Toric contact lenses is the term that is given to lenses that are used to correct people who have astigmatism. People with astigmatism suffer from blurred vision because of an irregular shaped cornea or lens, which means that light enters the eye at an incorrect angle and the image is not formed on the retina.
Toric lenses have a special design because unlike regular lenses to treat short or long-sightedness, they should not rotate on the eye because toric lenses need to correct both the astigmatism and the short or near-sightedness.
In recent years, the number of different types of toric lenses has increased considerably with the use of new materials such as silicone hydrogel contact lenses. In fact, all the major contact lens manufacturers have brought out a wide range of lenses so now, for example, toric lens wearers can choose from a large number of brands and also have the convenience of daily disposable toric lenses. It is even possible to get coloured toric lenses and multifocal toric lenses.
The fact that correcting astigmatism with contact lenses requires the lenses to remain still on the eye is also the reason why gas permeable lenses (sometimes abbreviated as RGP) are also favoured by some eye care professionals. RGP lenses are considered to provide slightly sharper visual acuity although the wearing experience is different. This is an issue that should be discussed with your optician.
However, new advances in materials technology combined with improved lens designs in effect mean there is very little difference between soft disposable toric lenses and RGP lenses especially for someone with relatively mild astigmatism.
Toric contact lenses in a nutshell
- Correct astigmatism
- Have a different lens design to regular contact lenses
- Should not rotate on the eye

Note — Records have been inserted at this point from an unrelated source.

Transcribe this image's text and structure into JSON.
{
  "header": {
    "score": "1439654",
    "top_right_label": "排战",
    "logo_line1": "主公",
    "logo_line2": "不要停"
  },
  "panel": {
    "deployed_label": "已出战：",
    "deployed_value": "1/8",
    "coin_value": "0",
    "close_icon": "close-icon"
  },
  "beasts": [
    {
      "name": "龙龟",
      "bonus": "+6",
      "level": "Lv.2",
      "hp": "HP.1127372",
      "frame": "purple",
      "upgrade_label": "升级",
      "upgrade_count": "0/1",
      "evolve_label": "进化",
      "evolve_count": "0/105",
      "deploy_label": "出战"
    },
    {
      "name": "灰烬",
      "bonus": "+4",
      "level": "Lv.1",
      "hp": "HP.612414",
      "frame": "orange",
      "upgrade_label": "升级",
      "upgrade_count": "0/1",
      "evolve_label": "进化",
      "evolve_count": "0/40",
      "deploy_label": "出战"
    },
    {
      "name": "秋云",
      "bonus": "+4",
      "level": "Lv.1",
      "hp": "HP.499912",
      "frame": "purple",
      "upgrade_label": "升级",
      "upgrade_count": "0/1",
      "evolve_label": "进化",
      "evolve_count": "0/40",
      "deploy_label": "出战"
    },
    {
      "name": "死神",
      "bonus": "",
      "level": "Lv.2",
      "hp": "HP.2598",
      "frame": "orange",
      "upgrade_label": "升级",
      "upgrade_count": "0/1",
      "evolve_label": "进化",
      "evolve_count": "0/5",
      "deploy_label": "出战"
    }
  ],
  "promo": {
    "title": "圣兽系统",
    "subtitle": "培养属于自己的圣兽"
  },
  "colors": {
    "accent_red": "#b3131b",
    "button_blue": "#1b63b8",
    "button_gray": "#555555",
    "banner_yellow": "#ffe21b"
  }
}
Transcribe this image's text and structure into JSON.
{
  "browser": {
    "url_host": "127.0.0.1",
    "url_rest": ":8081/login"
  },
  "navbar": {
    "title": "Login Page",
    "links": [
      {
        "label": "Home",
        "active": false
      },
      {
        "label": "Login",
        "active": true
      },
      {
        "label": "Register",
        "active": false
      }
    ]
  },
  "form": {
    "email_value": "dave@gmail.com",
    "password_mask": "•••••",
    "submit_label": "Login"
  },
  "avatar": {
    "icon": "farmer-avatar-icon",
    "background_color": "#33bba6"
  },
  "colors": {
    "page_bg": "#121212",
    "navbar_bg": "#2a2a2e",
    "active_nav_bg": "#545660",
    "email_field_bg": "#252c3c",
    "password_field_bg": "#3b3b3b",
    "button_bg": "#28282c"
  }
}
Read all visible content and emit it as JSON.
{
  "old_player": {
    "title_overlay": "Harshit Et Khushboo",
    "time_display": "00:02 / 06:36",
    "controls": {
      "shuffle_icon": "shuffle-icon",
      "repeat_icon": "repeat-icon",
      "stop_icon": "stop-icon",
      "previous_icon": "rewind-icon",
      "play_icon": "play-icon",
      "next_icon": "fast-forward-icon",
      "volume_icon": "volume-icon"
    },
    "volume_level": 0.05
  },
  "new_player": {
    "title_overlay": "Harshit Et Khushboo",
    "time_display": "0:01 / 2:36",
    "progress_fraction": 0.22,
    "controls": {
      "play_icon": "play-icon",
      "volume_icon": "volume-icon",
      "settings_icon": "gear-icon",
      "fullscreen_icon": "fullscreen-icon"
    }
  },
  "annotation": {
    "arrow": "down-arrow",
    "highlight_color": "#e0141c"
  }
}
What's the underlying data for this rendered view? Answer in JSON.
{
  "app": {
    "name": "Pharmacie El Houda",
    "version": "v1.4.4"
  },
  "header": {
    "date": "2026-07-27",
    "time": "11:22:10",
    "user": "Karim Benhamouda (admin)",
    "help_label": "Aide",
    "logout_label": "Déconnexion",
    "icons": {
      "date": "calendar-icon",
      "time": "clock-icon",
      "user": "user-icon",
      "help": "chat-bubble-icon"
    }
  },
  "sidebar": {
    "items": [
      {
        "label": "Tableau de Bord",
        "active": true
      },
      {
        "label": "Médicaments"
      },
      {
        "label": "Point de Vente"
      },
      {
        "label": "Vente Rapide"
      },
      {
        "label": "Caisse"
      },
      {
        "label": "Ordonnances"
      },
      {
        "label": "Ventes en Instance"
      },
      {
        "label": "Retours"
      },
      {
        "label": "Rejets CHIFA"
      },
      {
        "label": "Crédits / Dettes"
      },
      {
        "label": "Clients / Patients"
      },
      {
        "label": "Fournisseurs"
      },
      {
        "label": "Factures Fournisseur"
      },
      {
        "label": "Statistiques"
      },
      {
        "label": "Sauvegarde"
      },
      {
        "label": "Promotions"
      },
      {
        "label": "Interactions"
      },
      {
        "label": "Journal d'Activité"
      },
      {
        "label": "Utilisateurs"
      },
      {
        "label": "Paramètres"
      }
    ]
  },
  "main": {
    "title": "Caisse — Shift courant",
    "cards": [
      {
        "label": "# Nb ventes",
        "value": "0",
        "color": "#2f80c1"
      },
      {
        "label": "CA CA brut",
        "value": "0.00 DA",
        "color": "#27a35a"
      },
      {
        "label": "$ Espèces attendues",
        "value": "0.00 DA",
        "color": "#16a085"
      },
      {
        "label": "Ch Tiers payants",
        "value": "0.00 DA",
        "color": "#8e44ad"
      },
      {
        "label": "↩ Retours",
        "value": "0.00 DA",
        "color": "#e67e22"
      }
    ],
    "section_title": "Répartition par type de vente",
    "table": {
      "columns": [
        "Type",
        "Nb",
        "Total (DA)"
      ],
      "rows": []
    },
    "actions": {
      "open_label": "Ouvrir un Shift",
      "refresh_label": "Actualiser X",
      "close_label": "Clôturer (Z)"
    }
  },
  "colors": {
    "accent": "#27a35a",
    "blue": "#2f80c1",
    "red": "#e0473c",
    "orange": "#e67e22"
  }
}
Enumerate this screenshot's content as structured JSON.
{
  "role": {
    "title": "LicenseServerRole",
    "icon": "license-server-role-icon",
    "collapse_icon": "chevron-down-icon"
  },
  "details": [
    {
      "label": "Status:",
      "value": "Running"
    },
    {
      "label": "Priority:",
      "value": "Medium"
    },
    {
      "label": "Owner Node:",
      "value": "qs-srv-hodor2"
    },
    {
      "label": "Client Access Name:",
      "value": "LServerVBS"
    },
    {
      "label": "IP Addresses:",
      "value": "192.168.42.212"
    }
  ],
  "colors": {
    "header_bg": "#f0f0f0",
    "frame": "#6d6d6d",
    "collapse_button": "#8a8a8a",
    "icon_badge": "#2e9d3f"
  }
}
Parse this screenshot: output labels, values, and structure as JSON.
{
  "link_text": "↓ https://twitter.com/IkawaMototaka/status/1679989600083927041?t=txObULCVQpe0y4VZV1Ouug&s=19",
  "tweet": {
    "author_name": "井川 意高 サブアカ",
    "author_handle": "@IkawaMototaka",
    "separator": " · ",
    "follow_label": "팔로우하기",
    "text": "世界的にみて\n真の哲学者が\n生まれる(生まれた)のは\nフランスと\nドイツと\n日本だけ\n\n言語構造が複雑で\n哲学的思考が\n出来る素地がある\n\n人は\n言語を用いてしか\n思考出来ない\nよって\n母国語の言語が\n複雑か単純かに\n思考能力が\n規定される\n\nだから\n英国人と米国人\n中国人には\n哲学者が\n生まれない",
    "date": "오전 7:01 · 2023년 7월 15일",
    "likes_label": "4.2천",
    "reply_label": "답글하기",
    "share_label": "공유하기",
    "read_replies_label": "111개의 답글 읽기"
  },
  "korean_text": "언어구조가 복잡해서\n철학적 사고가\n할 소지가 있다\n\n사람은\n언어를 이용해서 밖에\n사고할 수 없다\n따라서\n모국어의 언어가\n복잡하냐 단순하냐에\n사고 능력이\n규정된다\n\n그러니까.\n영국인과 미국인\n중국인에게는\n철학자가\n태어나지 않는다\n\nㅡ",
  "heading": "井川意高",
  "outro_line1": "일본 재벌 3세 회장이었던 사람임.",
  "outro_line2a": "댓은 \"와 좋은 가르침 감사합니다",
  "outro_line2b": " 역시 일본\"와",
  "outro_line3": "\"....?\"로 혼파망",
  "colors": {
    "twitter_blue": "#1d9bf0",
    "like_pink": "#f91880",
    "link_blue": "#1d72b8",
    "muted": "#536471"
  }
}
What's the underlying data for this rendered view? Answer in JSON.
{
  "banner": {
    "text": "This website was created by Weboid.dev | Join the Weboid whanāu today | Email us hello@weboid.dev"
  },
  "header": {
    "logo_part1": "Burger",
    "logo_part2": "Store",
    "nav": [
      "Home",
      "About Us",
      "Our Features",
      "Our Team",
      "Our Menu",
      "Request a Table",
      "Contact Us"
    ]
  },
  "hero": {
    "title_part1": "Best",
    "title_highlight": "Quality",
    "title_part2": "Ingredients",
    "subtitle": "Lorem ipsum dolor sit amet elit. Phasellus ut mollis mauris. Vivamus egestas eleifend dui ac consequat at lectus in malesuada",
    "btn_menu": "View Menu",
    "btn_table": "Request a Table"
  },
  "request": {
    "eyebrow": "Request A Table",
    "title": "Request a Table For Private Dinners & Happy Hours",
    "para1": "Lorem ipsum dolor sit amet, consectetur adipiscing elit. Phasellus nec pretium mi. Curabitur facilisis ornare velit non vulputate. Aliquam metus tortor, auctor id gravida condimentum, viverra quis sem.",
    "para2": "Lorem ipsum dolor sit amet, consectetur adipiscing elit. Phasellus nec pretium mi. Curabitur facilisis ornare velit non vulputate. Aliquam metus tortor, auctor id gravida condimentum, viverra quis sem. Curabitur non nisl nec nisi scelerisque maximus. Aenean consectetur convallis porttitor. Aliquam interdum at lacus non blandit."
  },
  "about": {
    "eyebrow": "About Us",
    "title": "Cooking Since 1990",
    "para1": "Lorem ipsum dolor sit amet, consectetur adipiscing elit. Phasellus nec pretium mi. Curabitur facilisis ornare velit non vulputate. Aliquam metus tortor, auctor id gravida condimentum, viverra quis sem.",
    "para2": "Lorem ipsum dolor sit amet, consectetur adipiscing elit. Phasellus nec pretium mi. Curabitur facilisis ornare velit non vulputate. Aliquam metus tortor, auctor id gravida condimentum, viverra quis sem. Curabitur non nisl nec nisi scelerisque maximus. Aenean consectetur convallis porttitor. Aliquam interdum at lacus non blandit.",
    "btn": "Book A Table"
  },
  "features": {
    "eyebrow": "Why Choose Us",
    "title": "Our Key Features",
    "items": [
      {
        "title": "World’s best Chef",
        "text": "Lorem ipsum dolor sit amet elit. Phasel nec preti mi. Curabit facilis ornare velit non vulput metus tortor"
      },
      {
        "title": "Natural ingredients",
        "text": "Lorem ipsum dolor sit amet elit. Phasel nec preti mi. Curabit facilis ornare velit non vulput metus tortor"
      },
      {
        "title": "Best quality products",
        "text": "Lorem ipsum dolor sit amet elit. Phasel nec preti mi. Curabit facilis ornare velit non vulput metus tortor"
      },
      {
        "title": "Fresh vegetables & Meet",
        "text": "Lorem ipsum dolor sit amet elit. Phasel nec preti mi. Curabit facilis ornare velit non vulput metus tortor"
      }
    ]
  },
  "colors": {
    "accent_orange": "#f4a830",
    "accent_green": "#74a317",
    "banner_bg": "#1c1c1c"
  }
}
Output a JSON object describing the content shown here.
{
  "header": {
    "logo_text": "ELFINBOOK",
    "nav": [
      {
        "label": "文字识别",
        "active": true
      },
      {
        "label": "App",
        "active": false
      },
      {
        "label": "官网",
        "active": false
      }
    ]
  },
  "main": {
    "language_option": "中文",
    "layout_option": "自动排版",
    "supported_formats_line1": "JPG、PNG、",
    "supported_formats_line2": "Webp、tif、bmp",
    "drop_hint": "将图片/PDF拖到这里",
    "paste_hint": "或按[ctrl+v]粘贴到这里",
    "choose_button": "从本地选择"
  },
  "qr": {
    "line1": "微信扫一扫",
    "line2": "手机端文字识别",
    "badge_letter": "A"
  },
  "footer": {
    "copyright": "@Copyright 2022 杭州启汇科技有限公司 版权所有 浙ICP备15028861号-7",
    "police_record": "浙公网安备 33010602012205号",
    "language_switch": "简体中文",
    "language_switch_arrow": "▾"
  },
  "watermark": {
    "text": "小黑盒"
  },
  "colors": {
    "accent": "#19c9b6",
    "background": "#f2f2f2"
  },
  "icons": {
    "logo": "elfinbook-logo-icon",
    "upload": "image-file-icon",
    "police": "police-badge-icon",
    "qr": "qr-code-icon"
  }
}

- Large choice of lenses including daily disposable, monthly, coloured and multifocal lenses
- Some eye care professionals recommend RGP lenses to correct astigmatism